Breakthrough Covid Infections Add Even More Chaos To School’s Start In 2021
I ended up in quarantine at my father’s house. Two rapid antigen tests came back negative, but I could tell I was starting to feel sick. After my second negative test, the nurse leveled with me. “Don’t hang your hat on this,” she said of the results. Sure enough, a few days later the results of a PCR test for the coronavirus confirmed what had become obvious by then.
It was a miserable five days. My legs and arms ached, my fever crept up to 103 and every few hours of sleep would leave my sheets drenched in sweat. I’d drop into bed exhausted after a quick trip down to the kitchen. To sum it up, I’d put my breakthrough case of COVID-19 right up there with my worst bouts of flu. Even after my fever cleared up, I spent the next few weeks feeling low.
Of course, I am very lucky. I didn’t go up against the virus with a naive immune system, like millions of Americans did until vaccines were widely available.
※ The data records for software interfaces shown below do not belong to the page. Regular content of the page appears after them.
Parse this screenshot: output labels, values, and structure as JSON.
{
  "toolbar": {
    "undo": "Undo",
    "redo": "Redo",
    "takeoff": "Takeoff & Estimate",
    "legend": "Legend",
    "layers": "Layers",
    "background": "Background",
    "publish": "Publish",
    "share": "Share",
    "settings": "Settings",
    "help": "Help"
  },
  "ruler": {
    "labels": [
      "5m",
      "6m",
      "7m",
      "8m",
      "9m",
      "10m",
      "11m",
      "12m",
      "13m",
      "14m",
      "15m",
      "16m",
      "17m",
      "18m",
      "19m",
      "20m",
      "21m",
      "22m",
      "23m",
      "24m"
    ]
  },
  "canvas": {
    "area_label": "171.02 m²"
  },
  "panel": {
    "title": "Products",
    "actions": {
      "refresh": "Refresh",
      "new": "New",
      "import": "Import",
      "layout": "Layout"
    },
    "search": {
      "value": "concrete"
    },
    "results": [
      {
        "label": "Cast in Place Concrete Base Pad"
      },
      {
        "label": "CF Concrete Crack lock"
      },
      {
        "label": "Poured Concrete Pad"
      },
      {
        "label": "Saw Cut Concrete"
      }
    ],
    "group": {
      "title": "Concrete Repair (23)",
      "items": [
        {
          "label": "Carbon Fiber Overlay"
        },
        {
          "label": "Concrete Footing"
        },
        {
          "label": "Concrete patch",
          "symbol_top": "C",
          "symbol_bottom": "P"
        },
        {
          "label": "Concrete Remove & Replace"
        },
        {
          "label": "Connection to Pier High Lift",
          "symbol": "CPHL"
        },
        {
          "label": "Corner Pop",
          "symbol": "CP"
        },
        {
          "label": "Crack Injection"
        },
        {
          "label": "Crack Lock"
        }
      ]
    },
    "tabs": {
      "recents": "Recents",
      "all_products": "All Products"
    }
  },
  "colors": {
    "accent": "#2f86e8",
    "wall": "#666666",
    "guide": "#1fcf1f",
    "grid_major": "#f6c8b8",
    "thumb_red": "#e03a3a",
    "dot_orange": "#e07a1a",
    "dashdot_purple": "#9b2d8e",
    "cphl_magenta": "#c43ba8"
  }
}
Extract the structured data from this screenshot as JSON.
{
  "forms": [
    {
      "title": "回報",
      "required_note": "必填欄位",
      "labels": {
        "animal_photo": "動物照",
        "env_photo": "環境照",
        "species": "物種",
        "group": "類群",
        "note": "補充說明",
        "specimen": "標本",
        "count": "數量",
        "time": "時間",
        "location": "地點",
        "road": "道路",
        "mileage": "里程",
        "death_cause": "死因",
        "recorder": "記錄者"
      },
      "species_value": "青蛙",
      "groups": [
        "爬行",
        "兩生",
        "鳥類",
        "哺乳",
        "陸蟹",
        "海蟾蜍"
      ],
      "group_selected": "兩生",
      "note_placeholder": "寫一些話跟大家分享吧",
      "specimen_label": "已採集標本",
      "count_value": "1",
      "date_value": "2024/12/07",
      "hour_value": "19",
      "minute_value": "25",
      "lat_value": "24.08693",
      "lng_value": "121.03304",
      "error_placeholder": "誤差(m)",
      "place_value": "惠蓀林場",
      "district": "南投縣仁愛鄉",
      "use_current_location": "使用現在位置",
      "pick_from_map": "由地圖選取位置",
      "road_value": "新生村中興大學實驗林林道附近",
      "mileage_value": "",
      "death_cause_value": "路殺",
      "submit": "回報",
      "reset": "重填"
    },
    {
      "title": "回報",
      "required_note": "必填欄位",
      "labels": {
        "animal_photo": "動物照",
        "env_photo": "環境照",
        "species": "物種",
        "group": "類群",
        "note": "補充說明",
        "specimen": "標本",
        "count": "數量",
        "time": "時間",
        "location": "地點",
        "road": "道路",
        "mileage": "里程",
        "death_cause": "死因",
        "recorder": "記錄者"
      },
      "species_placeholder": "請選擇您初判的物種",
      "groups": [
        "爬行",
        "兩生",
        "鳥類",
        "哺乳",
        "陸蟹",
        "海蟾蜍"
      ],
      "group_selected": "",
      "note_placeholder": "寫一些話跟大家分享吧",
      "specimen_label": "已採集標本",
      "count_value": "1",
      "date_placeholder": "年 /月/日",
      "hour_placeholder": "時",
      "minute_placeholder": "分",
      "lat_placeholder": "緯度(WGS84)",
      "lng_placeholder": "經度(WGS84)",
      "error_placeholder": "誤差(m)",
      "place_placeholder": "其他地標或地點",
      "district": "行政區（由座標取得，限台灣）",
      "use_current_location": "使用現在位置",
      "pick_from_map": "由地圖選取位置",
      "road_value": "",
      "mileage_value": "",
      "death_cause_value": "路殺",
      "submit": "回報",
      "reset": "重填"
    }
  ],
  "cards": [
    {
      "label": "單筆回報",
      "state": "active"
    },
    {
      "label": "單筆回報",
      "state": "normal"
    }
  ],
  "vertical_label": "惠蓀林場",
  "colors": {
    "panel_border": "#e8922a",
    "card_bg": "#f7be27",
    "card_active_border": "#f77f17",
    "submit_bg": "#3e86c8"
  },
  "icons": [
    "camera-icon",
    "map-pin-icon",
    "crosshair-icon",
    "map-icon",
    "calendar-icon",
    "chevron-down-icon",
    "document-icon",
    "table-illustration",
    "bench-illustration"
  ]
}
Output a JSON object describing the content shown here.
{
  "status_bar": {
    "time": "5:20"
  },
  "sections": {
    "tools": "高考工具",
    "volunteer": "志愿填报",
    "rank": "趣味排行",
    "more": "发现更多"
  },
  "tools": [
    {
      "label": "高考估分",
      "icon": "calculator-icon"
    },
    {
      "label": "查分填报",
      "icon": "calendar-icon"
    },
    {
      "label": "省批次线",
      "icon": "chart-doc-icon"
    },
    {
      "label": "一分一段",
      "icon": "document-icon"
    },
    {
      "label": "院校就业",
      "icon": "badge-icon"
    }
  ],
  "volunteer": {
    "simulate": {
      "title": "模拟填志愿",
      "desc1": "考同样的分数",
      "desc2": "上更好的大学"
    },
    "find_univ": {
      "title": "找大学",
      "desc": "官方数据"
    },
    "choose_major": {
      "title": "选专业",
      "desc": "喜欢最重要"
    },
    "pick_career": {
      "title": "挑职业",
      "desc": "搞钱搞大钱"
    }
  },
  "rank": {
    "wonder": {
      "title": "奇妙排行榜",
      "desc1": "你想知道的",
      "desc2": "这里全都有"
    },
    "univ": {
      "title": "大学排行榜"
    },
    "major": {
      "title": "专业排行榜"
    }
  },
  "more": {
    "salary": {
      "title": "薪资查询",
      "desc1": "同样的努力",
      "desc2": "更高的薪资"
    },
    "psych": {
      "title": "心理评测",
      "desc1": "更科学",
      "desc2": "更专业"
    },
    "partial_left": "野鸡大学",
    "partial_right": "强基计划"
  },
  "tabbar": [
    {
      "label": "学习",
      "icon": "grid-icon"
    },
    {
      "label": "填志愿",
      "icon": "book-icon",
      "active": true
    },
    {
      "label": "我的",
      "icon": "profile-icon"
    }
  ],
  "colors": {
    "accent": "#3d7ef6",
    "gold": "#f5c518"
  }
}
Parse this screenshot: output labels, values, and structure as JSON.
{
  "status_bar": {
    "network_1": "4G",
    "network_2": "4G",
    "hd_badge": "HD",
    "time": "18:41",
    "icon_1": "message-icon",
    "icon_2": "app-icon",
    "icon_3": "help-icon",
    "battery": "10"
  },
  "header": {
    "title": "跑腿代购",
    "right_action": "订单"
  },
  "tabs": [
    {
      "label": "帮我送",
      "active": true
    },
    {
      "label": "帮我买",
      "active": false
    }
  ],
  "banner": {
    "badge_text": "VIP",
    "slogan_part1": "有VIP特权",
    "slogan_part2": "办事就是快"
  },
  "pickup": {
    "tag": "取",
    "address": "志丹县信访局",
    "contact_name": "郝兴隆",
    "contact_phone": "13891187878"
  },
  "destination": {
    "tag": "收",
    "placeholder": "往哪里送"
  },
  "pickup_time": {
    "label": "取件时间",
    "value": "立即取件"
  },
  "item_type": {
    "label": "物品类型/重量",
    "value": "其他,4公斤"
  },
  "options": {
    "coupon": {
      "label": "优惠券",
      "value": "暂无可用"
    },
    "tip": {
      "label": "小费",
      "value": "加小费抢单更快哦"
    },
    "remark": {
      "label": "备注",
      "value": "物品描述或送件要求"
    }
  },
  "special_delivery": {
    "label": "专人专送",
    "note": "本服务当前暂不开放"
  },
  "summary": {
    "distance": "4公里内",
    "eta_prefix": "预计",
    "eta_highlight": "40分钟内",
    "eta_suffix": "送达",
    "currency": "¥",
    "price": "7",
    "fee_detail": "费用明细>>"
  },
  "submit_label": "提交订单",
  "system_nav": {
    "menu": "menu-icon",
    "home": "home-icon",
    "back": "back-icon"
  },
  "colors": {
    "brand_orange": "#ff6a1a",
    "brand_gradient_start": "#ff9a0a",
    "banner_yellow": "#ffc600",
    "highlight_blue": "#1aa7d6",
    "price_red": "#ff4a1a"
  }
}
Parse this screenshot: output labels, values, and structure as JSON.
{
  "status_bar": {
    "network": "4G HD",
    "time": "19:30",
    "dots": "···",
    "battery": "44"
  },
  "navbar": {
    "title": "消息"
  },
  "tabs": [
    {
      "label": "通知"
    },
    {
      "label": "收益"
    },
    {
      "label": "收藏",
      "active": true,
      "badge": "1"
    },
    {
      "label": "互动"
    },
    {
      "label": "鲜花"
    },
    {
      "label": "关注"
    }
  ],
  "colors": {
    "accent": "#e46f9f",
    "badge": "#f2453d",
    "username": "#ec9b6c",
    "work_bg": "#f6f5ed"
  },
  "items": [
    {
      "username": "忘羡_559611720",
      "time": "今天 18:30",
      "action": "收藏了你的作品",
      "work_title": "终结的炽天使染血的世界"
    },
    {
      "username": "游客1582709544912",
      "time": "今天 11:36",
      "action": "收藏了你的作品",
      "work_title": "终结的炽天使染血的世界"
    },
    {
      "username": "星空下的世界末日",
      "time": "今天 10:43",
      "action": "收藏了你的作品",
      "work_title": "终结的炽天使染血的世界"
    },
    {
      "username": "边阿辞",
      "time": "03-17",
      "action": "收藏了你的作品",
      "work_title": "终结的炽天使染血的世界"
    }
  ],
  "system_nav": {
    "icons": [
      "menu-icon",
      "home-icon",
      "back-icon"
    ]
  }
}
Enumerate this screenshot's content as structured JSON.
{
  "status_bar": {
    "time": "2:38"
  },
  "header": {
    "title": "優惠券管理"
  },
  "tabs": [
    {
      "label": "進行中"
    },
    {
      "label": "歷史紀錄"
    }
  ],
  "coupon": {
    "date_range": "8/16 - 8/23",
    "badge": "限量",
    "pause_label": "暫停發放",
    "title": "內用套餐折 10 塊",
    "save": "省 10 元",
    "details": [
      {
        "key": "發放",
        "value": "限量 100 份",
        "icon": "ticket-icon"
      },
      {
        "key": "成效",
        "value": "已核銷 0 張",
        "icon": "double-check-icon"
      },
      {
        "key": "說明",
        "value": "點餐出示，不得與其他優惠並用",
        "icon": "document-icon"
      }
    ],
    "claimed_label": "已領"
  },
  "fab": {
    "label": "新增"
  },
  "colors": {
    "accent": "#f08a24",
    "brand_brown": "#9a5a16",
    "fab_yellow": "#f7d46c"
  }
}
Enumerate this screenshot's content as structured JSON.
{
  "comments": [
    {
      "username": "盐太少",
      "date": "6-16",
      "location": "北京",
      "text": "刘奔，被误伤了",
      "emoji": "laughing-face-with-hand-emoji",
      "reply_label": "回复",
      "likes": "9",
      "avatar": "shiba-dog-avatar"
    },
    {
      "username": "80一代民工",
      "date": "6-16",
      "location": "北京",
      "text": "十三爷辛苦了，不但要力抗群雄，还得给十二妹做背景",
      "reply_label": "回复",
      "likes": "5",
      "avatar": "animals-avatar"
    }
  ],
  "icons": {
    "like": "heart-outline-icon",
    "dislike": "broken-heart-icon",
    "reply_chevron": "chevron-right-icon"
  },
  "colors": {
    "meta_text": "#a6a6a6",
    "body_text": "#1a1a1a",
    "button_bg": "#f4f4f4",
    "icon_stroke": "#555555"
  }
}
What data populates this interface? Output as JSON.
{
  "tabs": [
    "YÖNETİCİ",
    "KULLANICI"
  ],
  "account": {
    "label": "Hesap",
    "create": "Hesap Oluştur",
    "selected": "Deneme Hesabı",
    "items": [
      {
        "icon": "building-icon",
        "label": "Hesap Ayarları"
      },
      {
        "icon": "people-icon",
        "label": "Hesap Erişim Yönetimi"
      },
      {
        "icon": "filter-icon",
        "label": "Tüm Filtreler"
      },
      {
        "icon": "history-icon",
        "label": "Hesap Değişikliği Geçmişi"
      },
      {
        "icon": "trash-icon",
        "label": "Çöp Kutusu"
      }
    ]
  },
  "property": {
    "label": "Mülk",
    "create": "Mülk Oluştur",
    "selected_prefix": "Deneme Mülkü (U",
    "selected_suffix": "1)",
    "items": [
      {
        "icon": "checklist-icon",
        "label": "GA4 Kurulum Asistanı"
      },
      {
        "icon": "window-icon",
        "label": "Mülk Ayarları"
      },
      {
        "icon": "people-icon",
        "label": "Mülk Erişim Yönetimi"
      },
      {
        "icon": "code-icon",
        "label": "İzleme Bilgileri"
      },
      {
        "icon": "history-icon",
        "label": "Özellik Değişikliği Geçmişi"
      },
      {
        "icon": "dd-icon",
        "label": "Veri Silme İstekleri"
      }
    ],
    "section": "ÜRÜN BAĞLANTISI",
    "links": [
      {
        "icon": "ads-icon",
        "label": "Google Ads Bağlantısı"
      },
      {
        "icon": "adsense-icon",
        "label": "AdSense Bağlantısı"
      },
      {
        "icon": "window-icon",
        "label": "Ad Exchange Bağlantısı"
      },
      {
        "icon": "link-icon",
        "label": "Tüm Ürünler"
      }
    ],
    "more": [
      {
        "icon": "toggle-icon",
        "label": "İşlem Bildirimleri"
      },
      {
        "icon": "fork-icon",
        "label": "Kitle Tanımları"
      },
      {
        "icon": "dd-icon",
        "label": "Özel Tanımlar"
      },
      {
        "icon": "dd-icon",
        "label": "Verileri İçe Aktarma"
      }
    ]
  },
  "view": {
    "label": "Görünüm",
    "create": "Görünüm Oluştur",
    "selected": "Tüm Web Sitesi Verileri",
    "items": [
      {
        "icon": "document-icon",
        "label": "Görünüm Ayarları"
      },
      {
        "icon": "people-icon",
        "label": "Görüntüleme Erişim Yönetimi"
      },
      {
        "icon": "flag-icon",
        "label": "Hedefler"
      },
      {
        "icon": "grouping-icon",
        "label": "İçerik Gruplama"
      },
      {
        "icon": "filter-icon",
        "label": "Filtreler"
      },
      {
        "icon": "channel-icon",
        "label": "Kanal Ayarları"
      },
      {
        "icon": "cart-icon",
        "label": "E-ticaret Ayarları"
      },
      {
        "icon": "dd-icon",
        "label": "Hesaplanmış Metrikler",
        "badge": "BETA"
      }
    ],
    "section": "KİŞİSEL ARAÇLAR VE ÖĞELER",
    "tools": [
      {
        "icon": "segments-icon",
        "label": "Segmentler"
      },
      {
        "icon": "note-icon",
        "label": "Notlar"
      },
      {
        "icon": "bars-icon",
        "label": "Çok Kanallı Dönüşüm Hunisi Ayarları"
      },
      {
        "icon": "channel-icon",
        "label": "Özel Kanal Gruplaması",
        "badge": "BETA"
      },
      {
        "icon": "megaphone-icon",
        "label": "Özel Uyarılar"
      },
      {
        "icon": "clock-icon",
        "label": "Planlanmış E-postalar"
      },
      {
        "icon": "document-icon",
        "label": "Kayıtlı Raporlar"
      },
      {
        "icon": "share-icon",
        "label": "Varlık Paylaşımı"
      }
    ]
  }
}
And, in much of the world, vaccines are still a distant promise.
“You probably would have gotten much sicker if you had not been vaccinated,” Dr. Francesca Torriani, an infectious disease physician at the University of California, San Diego, explained to me recently.
As I shuffled around my room checking my fever, it was also reassuring to know that my chances of ending up in the hospital were very slim, even with the delta variant. And now, about a month later, I’ve made a full recovery.